>>>>
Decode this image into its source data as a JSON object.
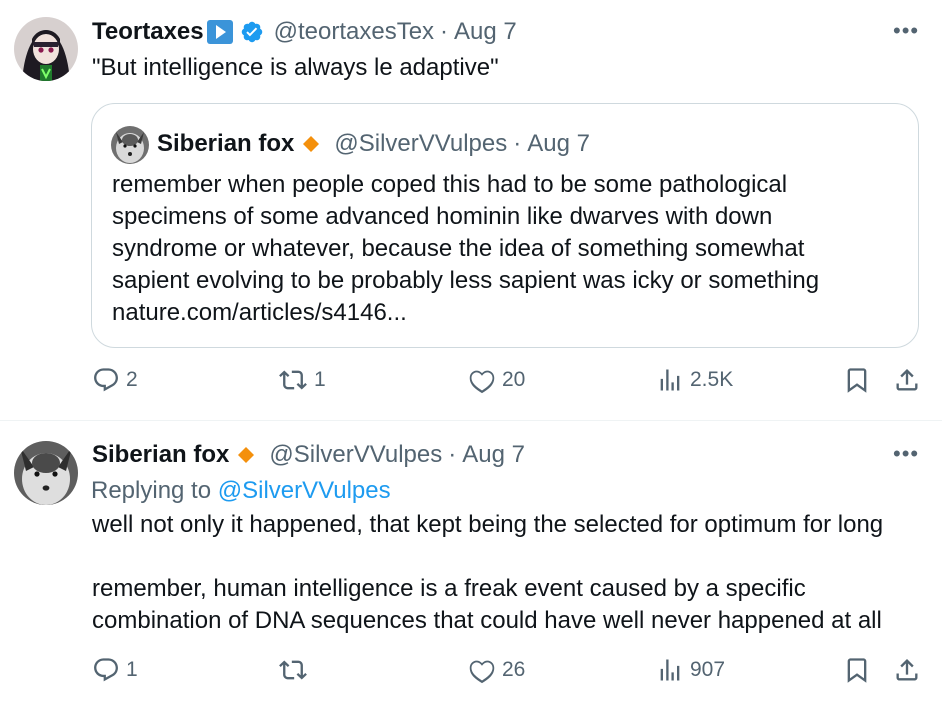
{
  "tweet1": {
    "display_name": "Teortaxes",
    "handle": "@teortaxesTex",
    "separator": "·",
    "date": "Aug 7",
    "text": "\"But intelligence is always le adaptive\"",
    "icons": {
      "play_badge": "play-badge-icon",
      "verified": "verified-badge-icon"
    },
    "quoted": {
      "display_name": "Siberian fox",
      "handle": "@SilverVVulpes",
      "separator": "·",
      "date": "Aug 7",
      "lines": [
        "remember when people coped this had to be some pathological",
        "specimens of some advanced hominin like dwarves with down",
        "syndrome or whatever, because the idea of something somewhat",
        "sapient evolving to be probably less sapient was icky or something",
        "nature.com/articles/s4146..."
      ]
    },
    "stats": {
      "replies": "2",
      "reposts": "1",
      "likes": "20",
      "views": "2.5K"
    }
  },
  "tweet2": {
    "display_name": "Siberian fox",
    "handle": "@SilverVVulpes",
    "separator": "·",
    "date": "Aug 7",
    "replying_label": "Replying to",
    "replying_to": "@SilverVVulpes",
    "lines": [
      "well not only it happened, that kept being the selected for optimum for long",
      "remember, human intelligence is a freak event caused by a specific",
      "combination of DNA sequences that could have well never happened at all"
    ],
    "stats": {
      "replies": "1",
      "reposts": "",
      "likes": "26",
      "views": "907"
    }
  },
  "colors": {
    "accent": "#1d9bf0",
    "secondary_text": "#536471",
    "border": "#cfd9de",
    "gold_badge": "#f4900c"
  }
}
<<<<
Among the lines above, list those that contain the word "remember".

        "remember when people coped this had to be some pathological",
      "remember, human intelligence is a freak event caused by a specific",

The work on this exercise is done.